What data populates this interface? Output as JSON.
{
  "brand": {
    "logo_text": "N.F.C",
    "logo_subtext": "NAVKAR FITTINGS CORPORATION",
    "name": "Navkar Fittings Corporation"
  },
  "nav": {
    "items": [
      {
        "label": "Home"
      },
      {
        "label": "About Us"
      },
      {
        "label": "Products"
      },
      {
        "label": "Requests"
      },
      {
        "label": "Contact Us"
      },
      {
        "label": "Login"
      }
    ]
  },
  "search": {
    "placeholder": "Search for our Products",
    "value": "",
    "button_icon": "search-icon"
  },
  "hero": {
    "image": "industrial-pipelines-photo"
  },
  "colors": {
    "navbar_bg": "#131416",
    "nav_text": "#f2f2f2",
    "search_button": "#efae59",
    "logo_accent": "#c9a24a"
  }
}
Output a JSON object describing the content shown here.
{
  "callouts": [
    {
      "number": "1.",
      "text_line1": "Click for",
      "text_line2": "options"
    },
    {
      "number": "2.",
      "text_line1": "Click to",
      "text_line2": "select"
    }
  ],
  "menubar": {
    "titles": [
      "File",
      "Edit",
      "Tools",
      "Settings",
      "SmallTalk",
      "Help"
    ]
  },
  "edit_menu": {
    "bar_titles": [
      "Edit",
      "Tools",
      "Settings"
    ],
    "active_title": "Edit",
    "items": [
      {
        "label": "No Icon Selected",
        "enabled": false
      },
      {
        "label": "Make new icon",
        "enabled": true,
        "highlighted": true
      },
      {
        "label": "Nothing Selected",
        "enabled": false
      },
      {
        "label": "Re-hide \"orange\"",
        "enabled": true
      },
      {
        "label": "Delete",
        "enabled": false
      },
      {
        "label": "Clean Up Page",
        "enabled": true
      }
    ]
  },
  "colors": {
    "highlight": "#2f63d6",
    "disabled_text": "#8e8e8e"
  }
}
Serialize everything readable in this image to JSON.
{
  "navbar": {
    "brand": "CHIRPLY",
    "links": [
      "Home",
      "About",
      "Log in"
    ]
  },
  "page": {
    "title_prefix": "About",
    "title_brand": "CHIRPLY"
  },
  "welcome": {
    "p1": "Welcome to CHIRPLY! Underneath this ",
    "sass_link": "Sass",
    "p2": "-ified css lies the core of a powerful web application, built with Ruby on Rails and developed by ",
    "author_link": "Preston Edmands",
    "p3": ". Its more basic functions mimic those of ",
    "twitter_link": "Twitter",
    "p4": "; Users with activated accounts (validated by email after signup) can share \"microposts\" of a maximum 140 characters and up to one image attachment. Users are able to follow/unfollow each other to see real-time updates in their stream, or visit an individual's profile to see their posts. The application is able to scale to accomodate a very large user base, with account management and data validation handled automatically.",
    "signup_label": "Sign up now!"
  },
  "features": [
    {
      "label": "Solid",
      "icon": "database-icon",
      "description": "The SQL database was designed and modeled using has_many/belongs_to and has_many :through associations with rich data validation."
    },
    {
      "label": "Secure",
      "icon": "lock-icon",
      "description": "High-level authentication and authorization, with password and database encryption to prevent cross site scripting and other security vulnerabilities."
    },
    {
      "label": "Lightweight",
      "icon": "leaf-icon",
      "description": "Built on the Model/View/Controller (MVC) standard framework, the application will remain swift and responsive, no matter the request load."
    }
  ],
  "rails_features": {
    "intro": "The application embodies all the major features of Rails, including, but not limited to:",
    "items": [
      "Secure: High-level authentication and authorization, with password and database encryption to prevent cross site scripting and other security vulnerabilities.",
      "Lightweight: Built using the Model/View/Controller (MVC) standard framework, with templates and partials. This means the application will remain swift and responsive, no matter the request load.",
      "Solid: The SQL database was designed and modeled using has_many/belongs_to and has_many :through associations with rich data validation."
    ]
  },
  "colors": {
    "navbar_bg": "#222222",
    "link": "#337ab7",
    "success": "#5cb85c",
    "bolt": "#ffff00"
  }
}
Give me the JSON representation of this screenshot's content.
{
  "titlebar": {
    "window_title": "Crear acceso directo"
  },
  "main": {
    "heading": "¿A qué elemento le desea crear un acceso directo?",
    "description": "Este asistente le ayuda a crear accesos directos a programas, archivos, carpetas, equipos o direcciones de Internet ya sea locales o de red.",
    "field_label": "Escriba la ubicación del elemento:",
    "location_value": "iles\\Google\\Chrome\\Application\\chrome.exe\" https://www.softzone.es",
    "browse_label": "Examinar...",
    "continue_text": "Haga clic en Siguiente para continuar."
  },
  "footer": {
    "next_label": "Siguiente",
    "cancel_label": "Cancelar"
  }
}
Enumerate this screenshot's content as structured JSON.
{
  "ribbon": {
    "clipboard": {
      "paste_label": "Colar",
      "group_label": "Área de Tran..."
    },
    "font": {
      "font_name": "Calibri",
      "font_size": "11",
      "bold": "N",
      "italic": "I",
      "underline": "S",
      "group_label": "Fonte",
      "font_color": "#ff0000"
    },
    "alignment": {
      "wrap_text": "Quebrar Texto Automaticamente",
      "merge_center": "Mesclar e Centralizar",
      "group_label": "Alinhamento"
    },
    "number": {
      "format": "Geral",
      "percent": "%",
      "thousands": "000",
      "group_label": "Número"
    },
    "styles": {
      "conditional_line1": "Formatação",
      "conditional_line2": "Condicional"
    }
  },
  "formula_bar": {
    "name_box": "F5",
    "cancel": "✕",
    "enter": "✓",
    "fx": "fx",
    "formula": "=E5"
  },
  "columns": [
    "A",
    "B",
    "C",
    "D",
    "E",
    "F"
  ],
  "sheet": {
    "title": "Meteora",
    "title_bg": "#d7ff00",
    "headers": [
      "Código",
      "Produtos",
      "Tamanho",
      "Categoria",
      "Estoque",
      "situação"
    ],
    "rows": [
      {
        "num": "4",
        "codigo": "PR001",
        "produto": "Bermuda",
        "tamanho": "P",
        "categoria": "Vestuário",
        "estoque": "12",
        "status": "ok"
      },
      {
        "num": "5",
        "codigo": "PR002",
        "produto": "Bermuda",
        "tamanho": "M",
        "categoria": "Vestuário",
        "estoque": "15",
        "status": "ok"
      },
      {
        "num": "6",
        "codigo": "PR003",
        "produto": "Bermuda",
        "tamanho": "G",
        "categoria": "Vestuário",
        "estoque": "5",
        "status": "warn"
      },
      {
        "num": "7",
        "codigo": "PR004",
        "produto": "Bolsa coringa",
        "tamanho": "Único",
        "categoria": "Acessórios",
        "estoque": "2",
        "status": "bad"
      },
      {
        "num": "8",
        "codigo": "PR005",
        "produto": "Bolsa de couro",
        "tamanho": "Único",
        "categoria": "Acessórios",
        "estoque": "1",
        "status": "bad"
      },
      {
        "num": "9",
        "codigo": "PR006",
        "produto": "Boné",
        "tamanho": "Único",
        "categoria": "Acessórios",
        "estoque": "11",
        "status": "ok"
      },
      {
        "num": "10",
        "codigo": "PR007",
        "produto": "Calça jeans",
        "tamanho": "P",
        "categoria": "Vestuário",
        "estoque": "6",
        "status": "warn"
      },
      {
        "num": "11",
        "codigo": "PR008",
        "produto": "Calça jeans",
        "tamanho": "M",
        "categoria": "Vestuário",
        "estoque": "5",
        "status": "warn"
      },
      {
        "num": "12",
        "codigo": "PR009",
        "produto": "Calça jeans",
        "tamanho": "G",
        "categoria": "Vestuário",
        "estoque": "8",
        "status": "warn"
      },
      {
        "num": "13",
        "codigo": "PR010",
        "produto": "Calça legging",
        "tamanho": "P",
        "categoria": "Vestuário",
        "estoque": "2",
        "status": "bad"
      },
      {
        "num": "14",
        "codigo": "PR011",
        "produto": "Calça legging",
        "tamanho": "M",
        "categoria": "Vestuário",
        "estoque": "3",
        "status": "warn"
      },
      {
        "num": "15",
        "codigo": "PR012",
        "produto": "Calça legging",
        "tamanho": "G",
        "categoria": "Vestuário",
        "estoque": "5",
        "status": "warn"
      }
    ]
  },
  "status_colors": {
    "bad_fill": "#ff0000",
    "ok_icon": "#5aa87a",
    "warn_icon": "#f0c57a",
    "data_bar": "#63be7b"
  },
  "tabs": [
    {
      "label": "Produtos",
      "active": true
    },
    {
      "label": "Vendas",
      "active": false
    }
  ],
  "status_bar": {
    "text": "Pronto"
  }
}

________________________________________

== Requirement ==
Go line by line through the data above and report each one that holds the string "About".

== Solution for this problem ==
        "label": "About Us"
      "About",
    "title_prefix": "About",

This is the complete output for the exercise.